I am so grateful to be a part of the Ashland team and cannot wait to run on race day. I look forward to enjoying every step, every cheer, and most likely a few tears—hopefully of joy. I try not to take any of this for granted and convey to my children to dream big, and with hard work, they can make those dreams a reality. I hope this shows them that it can be true.
Christine Avery
When and why did you start running? I started running during 8th grade when I joined the Ashland Track Team. An older sister of a friend, already on the team, encouraged us all to join. I tried hurdles and sprints, after about a week I found, a) I was not fast, and b) I had no coordination or leg length to get over the hurdles, so I began running with the distance crew, and it stuck.
How do you stay motivated? Motivated? Hmmm, that is tough. I am always active. I should really be logging more miles. I love running, but it does not love my body. I stay motivated because I have to. I really want to do this. What I tell my kids—my track athletes, they are not mine, I only borrow them, I coach—is, ‘Running is 75 percent mental. Believing you can is the biggest factor.’

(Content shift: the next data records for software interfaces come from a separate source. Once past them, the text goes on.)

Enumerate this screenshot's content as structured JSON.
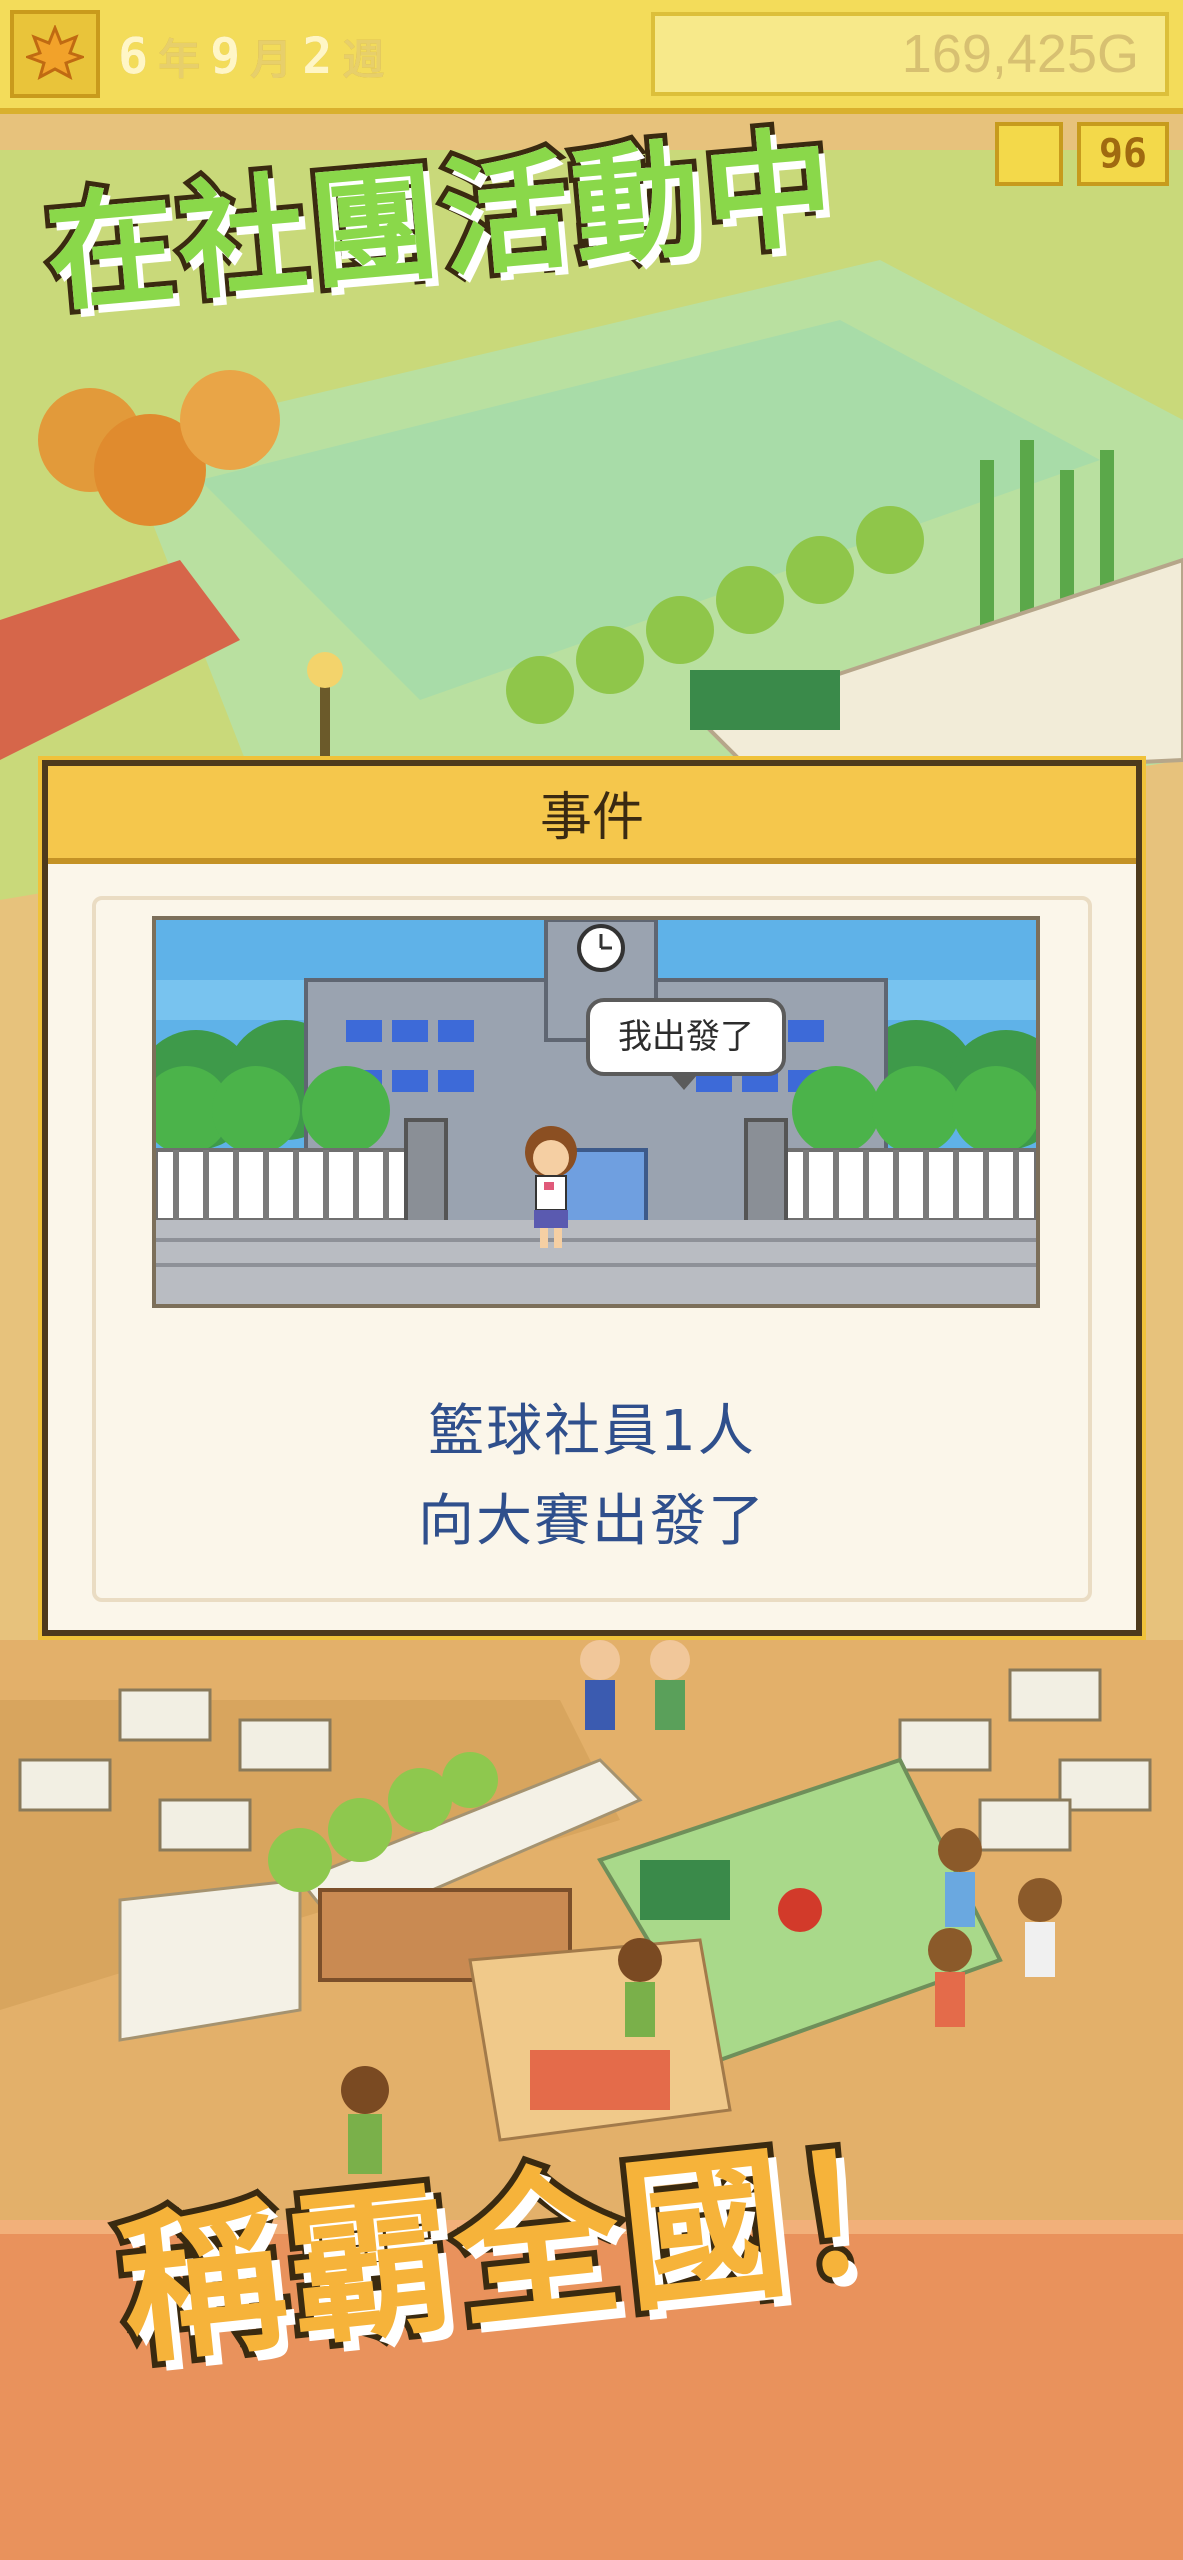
{
  "hud": {
    "season_icon": "maple-leaf-icon",
    "year": "6",
    "year_unit": "年",
    "month": "9",
    "month_unit": "月",
    "week": "2",
    "week_unit": "週",
    "money": "169,425G",
    "sub_value": "96"
  },
  "banners": {
    "top": "在社團活動中",
    "bottom": "稱霸全國！"
  },
  "dialog": {
    "title": "事件",
    "speech": "我出發了",
    "message_line1": "籃球社員1人",
    "message_line2": "向大賽出發了"
  },
  "colors": {
    "hud_bg": "#f3dc5a",
    "dialog_title_bg": "#f5c74c",
    "message_text": "#2f4f8c",
    "banner_top": "#8ad84a",
    "banner_bottom": "#f6b33a"
  }
}
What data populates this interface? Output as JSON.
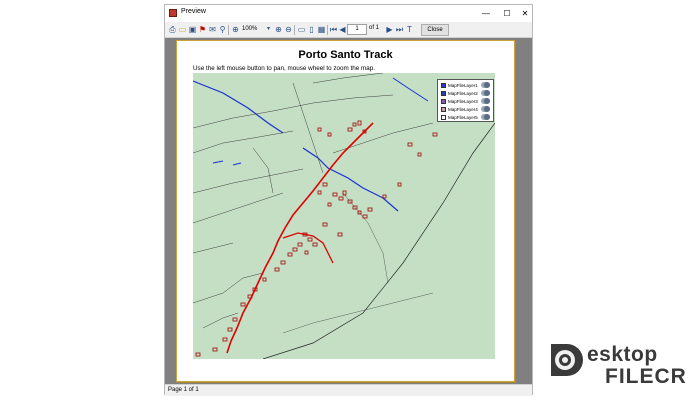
{
  "window": {
    "title": "Preview",
    "controls": {
      "minimize": "—",
      "maximize": "☐",
      "close": "✕"
    }
  },
  "toolbar": {
    "zoom_value": "100%",
    "page_current": "1",
    "page_total_text": "of 1",
    "close_label": "Close",
    "icons": [
      "print-icon",
      "open-icon",
      "save-icon",
      "pdf-icon",
      "email-icon",
      "find-icon",
      "zoom-icon",
      "zoom-in-icon",
      "zoom-out-icon",
      "page-width-icon",
      "whole-page-icon",
      "multi-page-icon",
      "first-page-icon",
      "prev-page-icon",
      "next-page-icon",
      "last-page-icon",
      "edit-text-icon"
    ]
  },
  "document": {
    "title": "Porto Santo Track",
    "instruction": "Use the left mouse button to pan, mouse wheel to zoom the map."
  },
  "legend": {
    "items": [
      {
        "label": "MapFileLayer1",
        "color": "#3333cc"
      },
      {
        "label": "MapFileLayer2",
        "color": "#2b3fa8"
      },
      {
        "label": "MapFileLayer3",
        "color": "#8a5aa8"
      },
      {
        "label": "MapFileLayer4",
        "color": "#c8a0a0"
      },
      {
        "label": "MapFileLayer5",
        "color": "#ffffff"
      }
    ]
  },
  "status": {
    "text": "Page 1 of 1"
  },
  "watermark": {
    "line1": "esktop",
    "line2": "FILECR"
  },
  "colors": {
    "map_land": "#c5dfc5",
    "roads": "#3c3c3c",
    "water": "#1a2fd6",
    "track": "#e00000",
    "buildings": "#a00000"
  }
}
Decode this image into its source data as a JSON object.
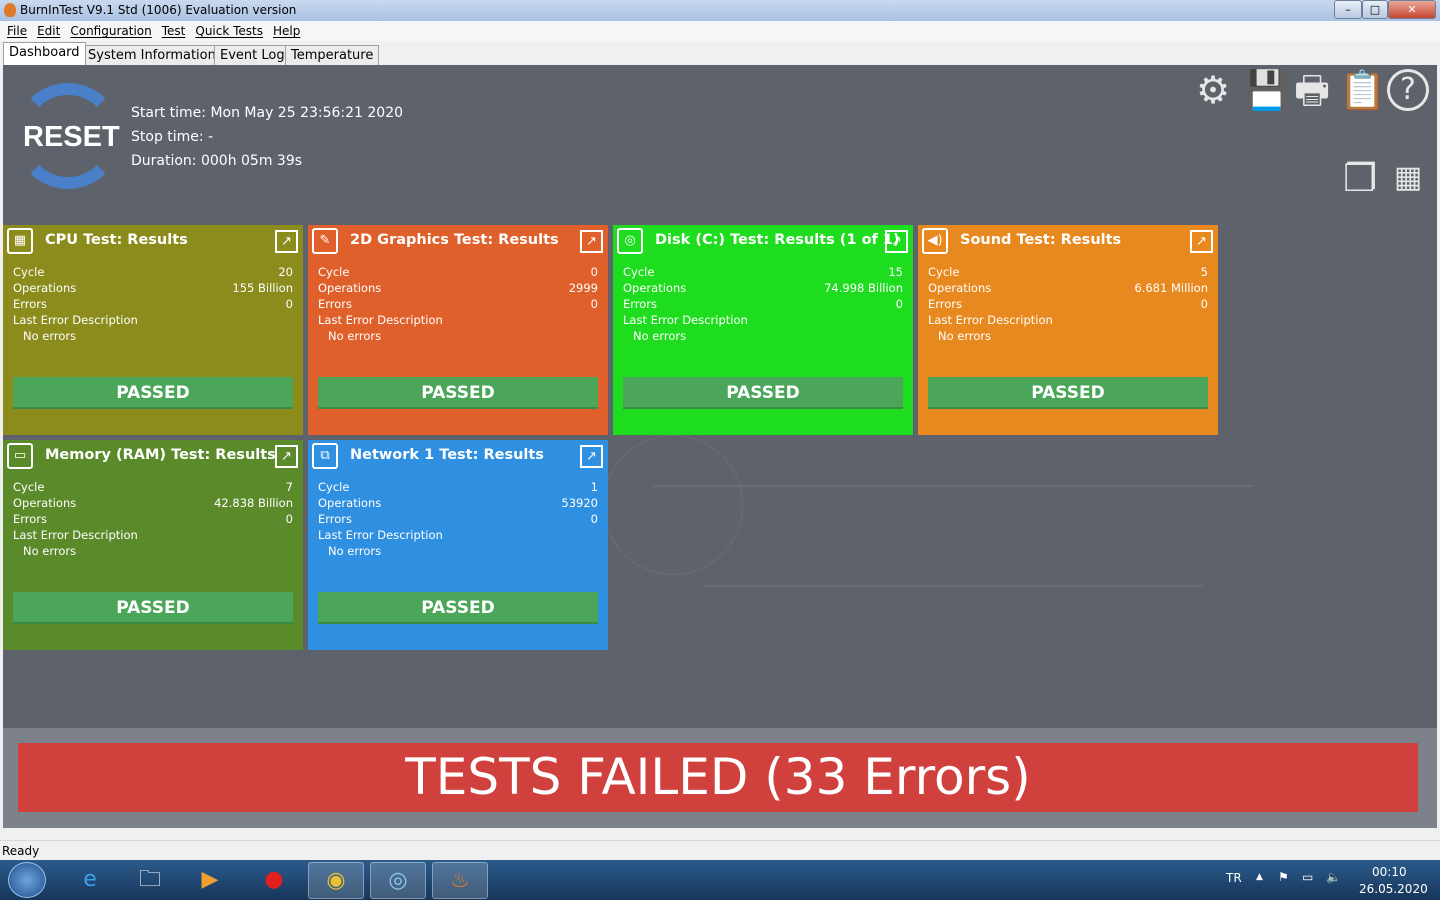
{
  "window": {
    "title": "BurnInTest V9.1 Std (1006) Evaluation version",
    "minimize": "–",
    "maximize": "□",
    "close": "✕"
  },
  "menu": [
    "File",
    "Edit",
    "Configuration",
    "Test",
    "Quick Tests",
    "Help"
  ],
  "tabs": [
    "Dashboard",
    "System Information",
    "Event Log",
    "Temperature"
  ],
  "dashboard": {
    "reset_label": "RESET",
    "start_time": "Start time: Mon May 25 23:56:21 2020",
    "stop_time": "Stop time: -",
    "duration": "Duration: 000h 05m 39s"
  },
  "labels": {
    "cycle": "Cycle",
    "operations": "Operations",
    "errors": "Errors",
    "last_error": "Last Error Description"
  },
  "cards": [
    {
      "title": "CPU Test: Results",
      "color": "#8b8c1c",
      "icon": "cpu-icon",
      "glyph": "▦",
      "cycle": "20",
      "operations": "155 Billion",
      "errors": "0",
      "last_error": "No errors",
      "status": "PASSED"
    },
    {
      "title": "2D Graphics Test: Results",
      "color": "#e0602b",
      "icon": "paintbrush-icon",
      "glyph": "✎",
      "cycle": "0",
      "operations": "2999",
      "errors": "0",
      "last_error": "No errors",
      "status": "PASSED"
    },
    {
      "title": "Disk (C:) Test: Results (1 of 1)",
      "color": "#1edc1e",
      "icon": "disk-icon",
      "glyph": "◎",
      "cycle": "15",
      "operations": "74.998 Billion",
      "errors": "0",
      "last_error": "No errors",
      "status": "PASSED"
    },
    {
      "title": "Sound Test: Results",
      "color": "#e8891f",
      "icon": "speaker-icon",
      "glyph": "◀)",
      "cycle": "5",
      "operations": "6.681 Million",
      "errors": "0",
      "last_error": "No errors",
      "status": "PASSED"
    },
    {
      "title": "Memory (RAM) Test: Results",
      "color": "#5b8a2b",
      "icon": "memory-icon",
      "glyph": "▭",
      "cycle": "7",
      "operations": "42.838 Billion",
      "errors": "0",
      "last_error": "No errors",
      "status": "PASSED"
    },
    {
      "title": "Network 1 Test: Results",
      "color": "#2f8fe0",
      "icon": "network-icon",
      "glyph": "⧉",
      "cycle": "1",
      "operations": "53920",
      "errors": "0",
      "last_error": "No errors",
      "status": "PASSED"
    }
  ],
  "banner": "TESTS FAILED (33 Errors)",
  "status_bar": "Ready",
  "tray": {
    "lang": "TR",
    "time": "00:10",
    "date": "26.05.2020"
  }
}
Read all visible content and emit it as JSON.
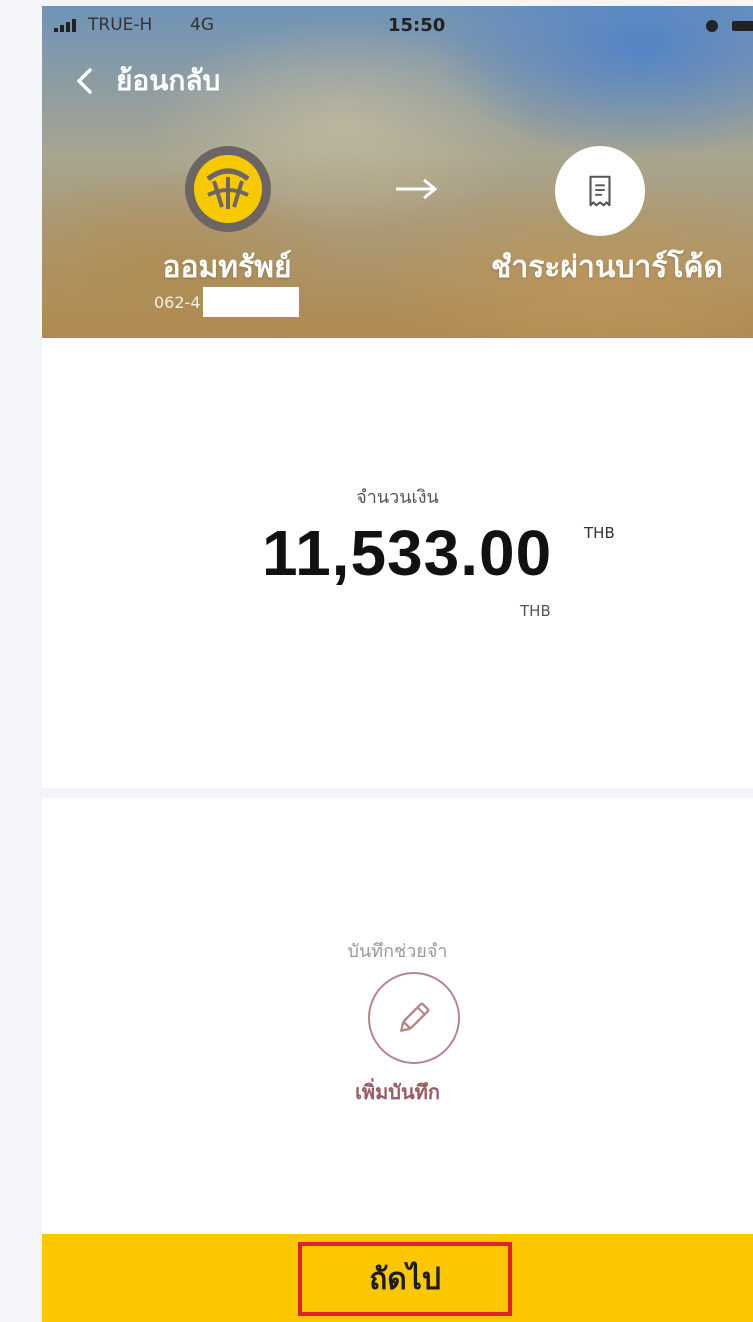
{
  "status_bar": {
    "carrier": "TRUE-H",
    "network": "4G",
    "time": "15:50",
    "icons": [
      "signal-icon",
      "alarm-icon",
      "battery-icon"
    ]
  },
  "nav": {
    "back_label": "ย้อนกลับ",
    "back_icon": "chevron-left-icon"
  },
  "transfer": {
    "from": {
      "name": "ออมทรัพย์",
      "account_prefix": "062-4",
      "logo_icon": "bank-logo-icon",
      "logo_color": "#f6c900"
    },
    "arrow_icon": "arrow-right-icon",
    "to": {
      "name": "ชำระผ่านบาร์โค้ด",
      "icon": "receipt-icon"
    }
  },
  "amount": {
    "label": "จำนวนเงิน",
    "value": "11,533.00",
    "currency_sup": "THB",
    "currency_sub": "THB"
  },
  "memo": {
    "title": "บันทึกช่วยจำ",
    "add_label": "เพิ่มบันทึก",
    "icon": "pencil-icon"
  },
  "footer": {
    "next_label": "ถัดไป",
    "bar_color": "#fbc800",
    "highlight_color": "#e5202d"
  }
}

What is your experience running marathons? This will be my first marathon. I ran 13 miles of the Boston Marathon back in high school and have run two other half marathons: the Ashland Half and the Portland Half. I love doing 5ks. They are a great race length, and I have done many. This will be, most likely, my one and only 26.2.
What does your practice look like? Most would cringe at my practice schedule. I run one short 3-5-mile run during the week and then run a long run on the weekends, adding a mile each week. The rest of the week, I lift and try to put as many hours of cardio in as possible. I would like to run more, and will get there, but again, running does not like my body, so for me, less is more.
Why run the Boston Marathon this year? I am running the marathon this year as part of my year of celebrating 50.
What does the Boston Marathon mean to you? As long as I can remember, I have watched the runners go by. I have helped coach runners and volunteered for the BAA [Boston Athletic Association], and each year I say to myself, “I can do this!” Well, this is my year!
What do you do when you are not running? When I am not running, I can be found watching runners. I have been coaching cross country and indoor and outdoor track for Ashland for the past 15 years. I begin most of my days at Encompass Fitness. I couldn’t live without my morning workouts; they keep me going. However, my daily schedule is about to change as I am beginning a new career at Keefe Tech as a special education teacher. I am sad to leave my beloved Ashland High School, but I will continue to support them, coaching and attending sporting and after-school events.
For the last 10 years, I have stood on the finish line the weekend before the Boston Marathon. Each year I have had the pleasure of bringing athletes to compete in a special race sponsored by the BAA. This year I will not only get to stand with my athletes days before but will get to cross that line with thousands of runners in an achievement of my own.